The other reason is that “laughter is central to relationships,” according to DiSalvo. When I walk through the school hallways in the morning, I see plenty of evidence that this last reason rings true: students surprising their friends by jumping in their face to feign shock, a student tapping on the shoulder of another student and then acting like they didn’t (adults do this as well), a teacher laughing with a colleague about a story shared, two students practicing a hand shake. When we take the time to play with one another, we are connecting through laughter. Laughter frees us to: enjoy one another, relax when overwhelmed, and appreciate our lives. The connection that laughter provides builds relationships between people.
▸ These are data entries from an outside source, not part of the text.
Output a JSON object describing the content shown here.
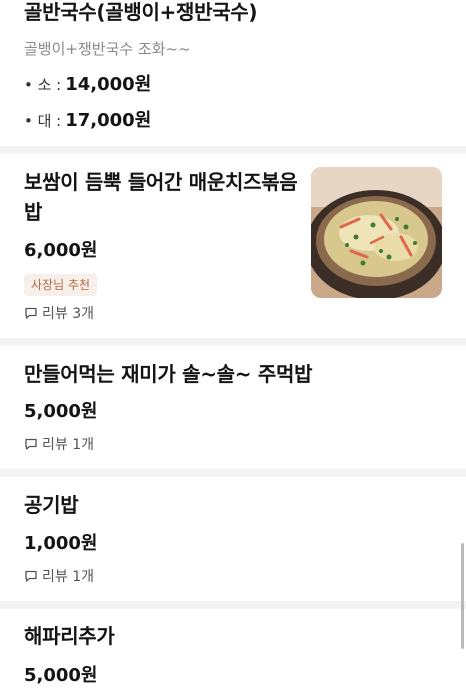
{
  "item_top": {
    "title": "골반국수(골뱅이+쟁반국수)",
    "description": "골뱅이+쟁반국수 조화~~",
    "options": [
      {
        "name": "• 소 :",
        "price": "14,000원"
      },
      {
        "name": "• 대 :",
        "price": "17,000원"
      }
    ]
  },
  "item_bossam": {
    "title_line1": "보쌈이 듬뿍 들어간 매운치즈볶음",
    "title_line2": "밥",
    "price": "6,000원",
    "badge": "사장님 추천",
    "review": "리뷰 3개",
    "image_icon": "food-photo"
  },
  "item_jumeokbap": {
    "title": "만들어먹는 재미가 솔~솔~ 주먹밥",
    "price": "5,000원",
    "review": "리뷰 1개"
  },
  "item_gonggibap": {
    "title": "공기밥",
    "price": "1,000원",
    "review": "리뷰 1개"
  },
  "item_haepari": {
    "title": "해파리추가",
    "price": "5,000원"
  },
  "icons": {
    "review": "speech-bubble-icon"
  },
  "colors": {
    "badge_bg": "#f7efe9",
    "badge_text": "#b26a43",
    "divider": "#f3f3f3"
  }
}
It allows the spark in me to understand the spark in you.
It is obvious to me that students and teachers who are able to find humor with their friends and colleagues are more easily able to maintain a balanced life. They healthy perspective on their lives. Students who struggle with anxiety and insecurity are often the same ones who rarely laugh; these are the students who have trouble connecting with peers. Teaching students to laugh and play provides them a lifelong tool to combat stress and worry. As Annie Keys said, “That ability to laugh at myself takes me from being a victim to being a victor.” As educators and parents we must teach students today to recognize and find the humor in their mistakes. The best way to do this is to recognize and find humor in our own mistakes and share this with those we lead.
Our students today take on the world. They are our offspring – the generation which thinks we can do everything and be everything. We are the generation owho grew up slowly, and yet, can thrive within the fast pace of today. We are the generation who did not build relationships and connections with technology, but fully work within it now. Our children’s childhoods are busier and fuller than ever. Never before have children had so many options, so much information, and so many ways to connect with others. I wonder, do my own children laugh as much as I did when I was their age? Do they play enough?
“Play doesn’t just help us to explore what is essential. It is essential in and of itself.” Greg McKeown. This quote says it all to me.
Play and laughter are essential. They help clear our minds and our hearts. They foster appreciation and wonder, joy and love. They calm us and heal us. As W.E.B Dubois said, “I am especially glad of the divine gift of laughter; it has made the world human and lovable, despite all it’s pain and wrong.”
I hope you find time this week to play. I hope you hear the laughter in the hallways you walk, whether they are in a school building, a grocery store, business office, or out in nature. I hope you recognize it and are better for it. I hope you seize the moment to connect through play. You will gain more from those precious moments than from many others during your week. Thanks for reading.